══ Data records ══
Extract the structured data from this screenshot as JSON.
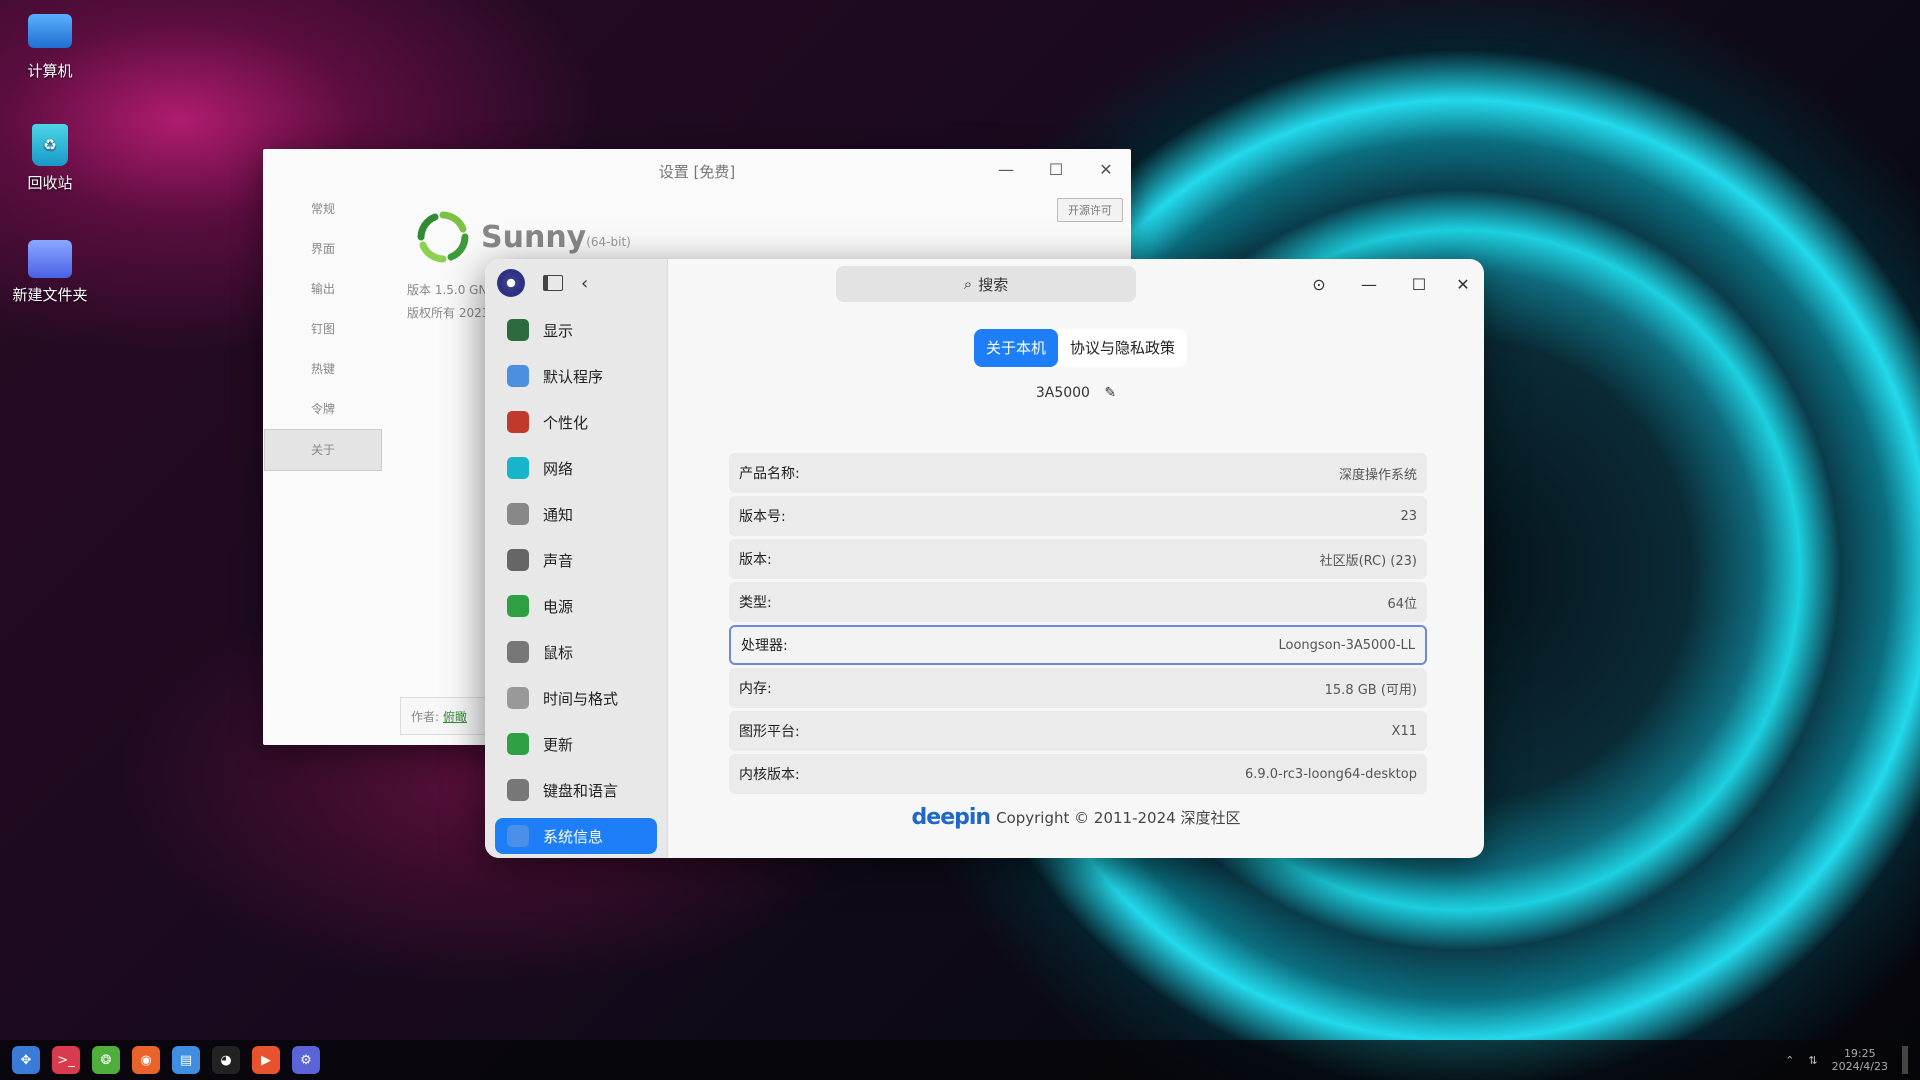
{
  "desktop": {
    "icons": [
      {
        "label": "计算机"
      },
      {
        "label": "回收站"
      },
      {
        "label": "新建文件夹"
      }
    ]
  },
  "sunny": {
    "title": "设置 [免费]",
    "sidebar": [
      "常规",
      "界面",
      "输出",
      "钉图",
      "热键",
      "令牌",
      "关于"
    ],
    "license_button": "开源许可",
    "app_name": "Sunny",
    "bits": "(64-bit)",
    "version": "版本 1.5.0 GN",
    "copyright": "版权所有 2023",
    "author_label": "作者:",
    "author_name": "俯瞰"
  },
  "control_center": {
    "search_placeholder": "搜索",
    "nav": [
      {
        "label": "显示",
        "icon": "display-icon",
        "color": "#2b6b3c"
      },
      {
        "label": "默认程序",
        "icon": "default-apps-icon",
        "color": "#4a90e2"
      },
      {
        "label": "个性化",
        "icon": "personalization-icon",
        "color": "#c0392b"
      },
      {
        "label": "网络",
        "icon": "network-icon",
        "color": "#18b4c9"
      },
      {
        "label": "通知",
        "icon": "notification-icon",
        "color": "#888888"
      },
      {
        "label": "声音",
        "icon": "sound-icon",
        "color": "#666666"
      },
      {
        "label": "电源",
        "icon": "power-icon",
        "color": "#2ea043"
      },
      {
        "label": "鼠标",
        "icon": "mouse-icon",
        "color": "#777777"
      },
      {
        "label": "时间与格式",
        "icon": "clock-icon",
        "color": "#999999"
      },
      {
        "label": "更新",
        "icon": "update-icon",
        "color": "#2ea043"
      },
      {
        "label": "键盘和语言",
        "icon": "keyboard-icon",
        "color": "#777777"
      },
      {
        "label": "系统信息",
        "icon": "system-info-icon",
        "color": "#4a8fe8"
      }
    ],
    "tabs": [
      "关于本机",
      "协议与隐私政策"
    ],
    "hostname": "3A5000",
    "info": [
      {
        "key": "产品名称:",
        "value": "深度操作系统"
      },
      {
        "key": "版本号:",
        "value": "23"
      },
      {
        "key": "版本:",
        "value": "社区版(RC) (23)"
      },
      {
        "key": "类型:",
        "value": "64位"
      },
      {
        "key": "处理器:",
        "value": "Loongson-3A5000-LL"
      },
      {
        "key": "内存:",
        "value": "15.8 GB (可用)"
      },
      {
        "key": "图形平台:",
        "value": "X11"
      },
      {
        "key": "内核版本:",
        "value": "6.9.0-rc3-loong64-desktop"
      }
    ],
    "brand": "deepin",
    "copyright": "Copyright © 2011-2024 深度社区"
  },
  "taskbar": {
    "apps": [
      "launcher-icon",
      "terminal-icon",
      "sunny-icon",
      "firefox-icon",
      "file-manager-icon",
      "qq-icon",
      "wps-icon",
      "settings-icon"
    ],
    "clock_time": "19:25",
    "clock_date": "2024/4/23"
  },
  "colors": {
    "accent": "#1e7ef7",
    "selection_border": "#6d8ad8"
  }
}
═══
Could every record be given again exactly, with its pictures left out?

» Your solution
Extract the structured data from this screenshot as JSON.
{
  "desktop": {
    "icons": [
      {
        "label": "计算机"
      },
      {
        "label": "回收站"
      },
      {
        "label": "新建文件夹"
      }
    ]
  },
  "sunny": {
    "title": "设置 [免费]",
    "sidebar": [
      "常规",
      "界面",
      "输出",
      "钉图",
      "热键",
      "令牌",
      "关于"
    ],
    "license_button": "开源许可",
    "app_name": "Sunny",
    "bits": "(64-bit)",
    "version": "版本 1.5.0 GN",
    "copyright": "版权所有 2023",
    "author_label": "作者:",
    "author_name": "俯瞰"
  },
  "control_center": {
    "search_placeholder": "搜索",
    "nav": [
      {
        "label": "显示",
        "icon": "display-icon",
        "color": "#2b6b3c"
      },
      {
        "label": "默认程序",
        "icon": "default-apps-icon",
        "color": "#4a90e2"
      },
      {
        "label": "个性化",
        "icon": "personalization-icon",
        "color": "#c0392b"
      },
      {
        "label": "网络",
        "icon": "network-icon",
        "color": "#18b4c9"
      },
      {
        "label": "通知",
        "icon": "notification-icon",
        "color": "#888888"
      },
      {
        "label": "声音",
        "icon": "sound-icon",
        "color": "#666666"
      },
      {
        "label": "电源",
        "icon": "power-icon",
        "color": "#2ea043"
      },
      {
        "label": "鼠标",
        "icon": "mouse-icon",
        "color": "#777777"
      },
      {
        "label": "时间与格式",
        "icon": "clock-icon",
        "color": "#999999"
      },
      {
        "label": "更新",
        "icon": "update-icon",
        "color": "#2ea043"
      },
      {
        "label": "键盘和语言",
        "icon": "keyboard-icon",
        "color": "#777777"
      },
      {
        "label": "系统信息",
        "icon": "system-info-icon",
        "color": "#4a8fe8"
      }
    ],
    "tabs": [
      "关于本机",
      "协议与隐私政策"
    ],
    "hostname": "3A5000",
    "info": [
      {
        "key": "产品名称:",
        "value": "深度操作系统"
      },
      {
        "key": "版本号:",
        "value": "23"
      },
      {
        "key": "版本:",
        "value": "社区版(RC) (23)"
      },
      {
        "key": "类型:",
        "value": "64位"
      },
      {
        "key": "处理器:",
        "value": "Loongson-3A5000-LL"
      },
      {
        "key": "内存:",
        "value": "15.8 GB (可用)"
      },
      {
        "key": "图形平台:",
        "value": "X11"
      },
      {
        "key": "内核版本:",
        "value": "6.9.0-rc3-loong64-desktop"
      }
    ],
    "brand": "deepin",
    "copyright": "Copyright © 2011-2024 深度社区"
  },
  "taskbar": {
    "apps": [
      "launcher-icon",
      "terminal-icon",
      "sunny-icon",
      "firefox-icon",
      "file-manager-icon",
      "qq-icon",
      "wps-icon",
      "settings-icon"
    ],
    "clock_time": "19:25",
    "clock_date": "2024/4/23"
  },
  "colors": {
    "accent": "#1e7ef7",
    "selection_border": "#6d8ad8"
  }
}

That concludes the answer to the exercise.